Despite low popularity ratings at home but with assured support from the Kremlin, Kyrgyz President Kurmanbek Bakiyev has declared his willingness to run for a second term. He added that he would not mind moving elections up to this year, since several political leaders have appealed to the Constitutional Court to hold the elections in 2009 instead of 2010.
The Constitutional Court was often used by former President Askar Akayev to preserve his hold on power. The court has always been under the heavy influence of the executive branch with former court chairman Cholpon Bayekova now serving as an MP from the pro-presidential Ak Zhol party. Bakiyev has continued this tradition, using the court to change the constitution and hold early parliamentary elections in 2007. Both the constitution and the elections helped Bakiyev install a loyal parliament and government, while marginalizing opposition forces.

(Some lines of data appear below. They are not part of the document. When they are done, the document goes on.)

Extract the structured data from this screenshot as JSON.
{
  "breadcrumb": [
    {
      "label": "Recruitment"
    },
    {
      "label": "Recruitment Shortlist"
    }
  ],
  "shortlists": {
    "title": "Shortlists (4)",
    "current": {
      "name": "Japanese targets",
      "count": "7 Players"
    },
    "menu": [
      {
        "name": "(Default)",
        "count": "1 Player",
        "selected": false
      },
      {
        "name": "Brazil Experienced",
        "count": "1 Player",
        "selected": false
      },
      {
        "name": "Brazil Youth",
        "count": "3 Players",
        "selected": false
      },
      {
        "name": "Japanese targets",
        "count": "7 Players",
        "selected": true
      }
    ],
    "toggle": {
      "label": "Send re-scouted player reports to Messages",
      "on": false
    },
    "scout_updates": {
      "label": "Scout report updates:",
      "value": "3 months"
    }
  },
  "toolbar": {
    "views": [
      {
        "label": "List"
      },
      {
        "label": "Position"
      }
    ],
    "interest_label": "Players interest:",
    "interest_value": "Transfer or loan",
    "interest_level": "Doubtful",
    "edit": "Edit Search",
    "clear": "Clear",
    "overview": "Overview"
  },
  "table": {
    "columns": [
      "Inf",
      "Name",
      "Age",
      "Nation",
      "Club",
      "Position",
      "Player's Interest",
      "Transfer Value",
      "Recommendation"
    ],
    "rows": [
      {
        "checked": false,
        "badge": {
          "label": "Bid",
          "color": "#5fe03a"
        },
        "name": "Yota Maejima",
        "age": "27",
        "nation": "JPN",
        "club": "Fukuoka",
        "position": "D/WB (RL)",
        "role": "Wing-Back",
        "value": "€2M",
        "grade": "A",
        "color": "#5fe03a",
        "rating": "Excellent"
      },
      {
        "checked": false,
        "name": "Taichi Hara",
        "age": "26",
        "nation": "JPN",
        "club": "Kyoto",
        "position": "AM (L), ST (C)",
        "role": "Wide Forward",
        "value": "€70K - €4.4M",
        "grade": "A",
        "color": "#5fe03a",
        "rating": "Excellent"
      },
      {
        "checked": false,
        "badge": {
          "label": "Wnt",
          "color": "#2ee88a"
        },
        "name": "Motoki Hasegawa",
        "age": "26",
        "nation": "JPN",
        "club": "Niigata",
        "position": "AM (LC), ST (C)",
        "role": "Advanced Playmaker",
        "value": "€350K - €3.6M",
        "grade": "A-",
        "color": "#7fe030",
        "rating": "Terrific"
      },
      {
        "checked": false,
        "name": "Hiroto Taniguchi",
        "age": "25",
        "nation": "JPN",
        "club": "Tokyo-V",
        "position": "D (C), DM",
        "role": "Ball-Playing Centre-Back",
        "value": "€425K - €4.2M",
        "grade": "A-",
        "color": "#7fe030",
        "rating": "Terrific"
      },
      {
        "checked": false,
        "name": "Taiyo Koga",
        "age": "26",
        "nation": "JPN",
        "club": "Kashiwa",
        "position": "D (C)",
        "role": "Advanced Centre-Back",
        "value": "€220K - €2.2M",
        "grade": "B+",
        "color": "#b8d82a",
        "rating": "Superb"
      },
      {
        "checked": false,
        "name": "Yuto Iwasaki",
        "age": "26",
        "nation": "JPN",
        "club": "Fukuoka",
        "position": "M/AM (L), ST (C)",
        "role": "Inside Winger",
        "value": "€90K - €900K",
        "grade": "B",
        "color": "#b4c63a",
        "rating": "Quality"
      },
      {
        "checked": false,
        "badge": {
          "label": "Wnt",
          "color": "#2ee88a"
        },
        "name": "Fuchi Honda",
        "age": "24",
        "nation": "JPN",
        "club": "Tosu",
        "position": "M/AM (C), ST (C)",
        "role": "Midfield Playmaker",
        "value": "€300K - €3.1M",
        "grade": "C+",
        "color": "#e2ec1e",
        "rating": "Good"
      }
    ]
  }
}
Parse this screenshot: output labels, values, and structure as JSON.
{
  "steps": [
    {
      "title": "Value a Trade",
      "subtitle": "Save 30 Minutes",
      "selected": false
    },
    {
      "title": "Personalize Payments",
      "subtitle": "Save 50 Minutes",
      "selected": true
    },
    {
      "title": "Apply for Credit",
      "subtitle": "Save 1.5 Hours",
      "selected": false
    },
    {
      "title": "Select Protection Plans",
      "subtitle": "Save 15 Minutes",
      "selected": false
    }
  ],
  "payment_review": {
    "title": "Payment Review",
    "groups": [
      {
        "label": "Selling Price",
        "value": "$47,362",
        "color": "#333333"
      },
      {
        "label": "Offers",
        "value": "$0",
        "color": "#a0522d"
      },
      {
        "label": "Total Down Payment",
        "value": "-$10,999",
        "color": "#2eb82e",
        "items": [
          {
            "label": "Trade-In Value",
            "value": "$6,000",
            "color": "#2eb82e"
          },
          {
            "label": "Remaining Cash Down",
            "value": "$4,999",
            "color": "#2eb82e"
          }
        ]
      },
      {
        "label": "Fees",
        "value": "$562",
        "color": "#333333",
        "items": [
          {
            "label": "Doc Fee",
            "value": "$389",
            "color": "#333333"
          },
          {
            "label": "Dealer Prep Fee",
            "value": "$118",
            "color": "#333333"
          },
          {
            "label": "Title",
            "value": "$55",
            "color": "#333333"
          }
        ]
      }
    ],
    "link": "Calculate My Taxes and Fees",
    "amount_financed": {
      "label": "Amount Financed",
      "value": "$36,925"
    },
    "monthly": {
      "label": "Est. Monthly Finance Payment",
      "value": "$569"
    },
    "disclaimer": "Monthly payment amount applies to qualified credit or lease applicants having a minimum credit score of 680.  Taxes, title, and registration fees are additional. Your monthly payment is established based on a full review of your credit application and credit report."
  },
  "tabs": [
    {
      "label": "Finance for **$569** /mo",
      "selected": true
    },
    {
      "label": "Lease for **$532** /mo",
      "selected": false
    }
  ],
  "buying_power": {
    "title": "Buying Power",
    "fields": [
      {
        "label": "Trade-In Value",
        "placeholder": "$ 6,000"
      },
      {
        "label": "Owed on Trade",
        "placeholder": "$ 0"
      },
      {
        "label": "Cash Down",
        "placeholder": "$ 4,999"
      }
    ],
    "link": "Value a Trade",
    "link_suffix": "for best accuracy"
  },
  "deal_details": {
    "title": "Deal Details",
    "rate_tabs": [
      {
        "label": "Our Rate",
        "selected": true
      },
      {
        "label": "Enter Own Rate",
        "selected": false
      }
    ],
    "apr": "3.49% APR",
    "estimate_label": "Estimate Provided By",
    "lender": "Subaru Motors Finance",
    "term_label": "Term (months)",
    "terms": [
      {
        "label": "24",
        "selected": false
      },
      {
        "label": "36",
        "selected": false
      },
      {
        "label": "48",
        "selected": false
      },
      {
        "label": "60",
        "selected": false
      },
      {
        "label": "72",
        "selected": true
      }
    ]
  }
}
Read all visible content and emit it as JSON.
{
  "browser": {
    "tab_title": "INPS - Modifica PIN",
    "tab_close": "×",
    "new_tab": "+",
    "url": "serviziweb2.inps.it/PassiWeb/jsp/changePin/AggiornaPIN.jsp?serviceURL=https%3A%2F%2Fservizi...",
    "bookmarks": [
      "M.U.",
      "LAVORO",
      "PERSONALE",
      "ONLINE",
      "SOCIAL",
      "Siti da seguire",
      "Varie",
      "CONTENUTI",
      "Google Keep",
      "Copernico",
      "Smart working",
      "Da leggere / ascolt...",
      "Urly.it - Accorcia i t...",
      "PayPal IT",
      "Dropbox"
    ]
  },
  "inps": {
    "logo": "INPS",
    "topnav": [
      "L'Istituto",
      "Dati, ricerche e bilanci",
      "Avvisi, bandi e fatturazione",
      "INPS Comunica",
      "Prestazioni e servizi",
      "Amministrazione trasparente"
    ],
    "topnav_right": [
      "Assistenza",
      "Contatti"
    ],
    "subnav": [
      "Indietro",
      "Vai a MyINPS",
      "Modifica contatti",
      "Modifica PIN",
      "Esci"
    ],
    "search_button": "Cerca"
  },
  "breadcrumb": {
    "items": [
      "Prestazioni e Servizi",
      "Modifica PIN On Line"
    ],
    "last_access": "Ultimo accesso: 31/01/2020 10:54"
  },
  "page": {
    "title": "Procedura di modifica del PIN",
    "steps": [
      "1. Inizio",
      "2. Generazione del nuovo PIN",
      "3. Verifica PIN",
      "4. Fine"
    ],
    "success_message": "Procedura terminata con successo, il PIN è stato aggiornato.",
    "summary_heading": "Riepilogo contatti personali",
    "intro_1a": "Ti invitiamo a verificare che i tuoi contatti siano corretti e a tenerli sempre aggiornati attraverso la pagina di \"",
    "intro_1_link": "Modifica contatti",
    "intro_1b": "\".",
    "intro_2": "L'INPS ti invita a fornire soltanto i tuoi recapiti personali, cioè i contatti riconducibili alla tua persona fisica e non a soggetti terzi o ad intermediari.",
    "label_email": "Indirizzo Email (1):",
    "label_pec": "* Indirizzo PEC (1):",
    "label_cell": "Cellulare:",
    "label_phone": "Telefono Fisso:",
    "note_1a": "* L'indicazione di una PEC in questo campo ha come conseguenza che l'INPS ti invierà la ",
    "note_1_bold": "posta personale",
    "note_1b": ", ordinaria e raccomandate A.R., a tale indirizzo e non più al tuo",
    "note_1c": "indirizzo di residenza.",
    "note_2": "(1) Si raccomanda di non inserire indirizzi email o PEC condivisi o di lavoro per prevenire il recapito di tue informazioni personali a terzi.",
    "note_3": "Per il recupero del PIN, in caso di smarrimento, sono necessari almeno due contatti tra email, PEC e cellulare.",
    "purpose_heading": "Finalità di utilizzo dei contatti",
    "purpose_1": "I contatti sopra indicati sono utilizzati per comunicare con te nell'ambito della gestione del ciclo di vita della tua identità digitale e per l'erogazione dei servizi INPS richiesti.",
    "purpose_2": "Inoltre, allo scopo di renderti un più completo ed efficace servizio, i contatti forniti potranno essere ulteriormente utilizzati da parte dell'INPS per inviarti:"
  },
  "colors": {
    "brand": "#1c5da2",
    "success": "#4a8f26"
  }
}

Bakiyev’s plan to run for a second term already this year is a sure confirmation of his intent to manipulate state institutions and remain president for another term. In a public address Bakiyev said that "as a guarantor of the constitution, I must abide by the main law…. If the Constitutional Court decides that elections must take place in 2009, I will submit to this [decision]" (www.24.kg, February 11).
After announcing in Moscow his decision to expel the U.S. military base from Kyrgyzstan, Bakiyev secured the Kremlin’s fresh support. Bakiyev realizes, however, that Russia’s support is conditional and may fluctuate. Russia will invest in the construction of the Kambarata-1 hydropower station from 2009 through 2013, a period that extends beyond Bakiyev’s current presidential term. While the feasibility of the construction project remains unclear, Bakiyev will personally benefit from managing the investment flows. As several experts from Bishkek have told Jamestown, the Kambarata-1 project looks more like money laundering by the Kyrgyz leadership than a viable plan. As the project progresses, it will become clearer that the station requires more funding and better technical management. Furthermore, since Uzbek president Islam Karimov and his Russian counterpart Dmitry Medvedev agreed in January that upstream countries must construct hydropower plants in consultation with downstream countries, the realization of the Kambarata-1 plan might be stalled by Uzbekistan.
Like the snap parliamentary elections in December 2007, when Bakiyev formed his own political party within two months and manipulated election results to win the majority of seats, an early presidential vote will no doubt be rigged as well. The recipe for eliminating unwanted candidates is well known: candidates are legally prosecuted, their registration is denied, and their family members or subordinates are threatened with violence. The entire state apparatus works to support the incumbent president’s reelection.
A number of politicians have expressed their intention to censor online sources that spread libel and spark racism (www.svobodanews.ru, February 12). Censorship of the internet would ostensibly be limited to ethical matters, but Kyrgyz experts are convinced that it will be a political tool to quiet opponents’ voices (www.24.kg, February 10). At present, numerous blogs, online newspapers, and forums regularly criticize the government. These internet resources often contain astute information about political leaders.
In effect, Bakiyev has been repeating most of Akayev’s efforts to retain power. Bakiyev is more persistent in reducing the risks of violent removal from power by controlling the security agencies, but he also faces a tougher economic situation today. Remittances from labor migrants will decline in 2009, and more jobs will be lost in Kyrgyzstan due to high taxes and the reverberations of the financial crisis in Kazakhstan. Bakiyev’s government, in the meantime, has increased taxes for small businesses that undercut jobs in rural areas.
If Bakiyev waits until 2010, opposition forces could gain greater public support and he could become even less popular. Indeed, Bakiyev’s public approval rating in Kyrgyzstan recovered slightly after he decided to expel the U.S. military presence.
Thanks to a fairly mild winter and low energy consumption this year, the public mood is less aggressive toward Bakiyev than was expected a few months ago. The chance of popular opposition leaders organizing the masses against Bakiyev, however, still remains. His intention to win a second term using blatantly corrupt methods might leave the opposing political forces no other option but to oust Bakiyev by force.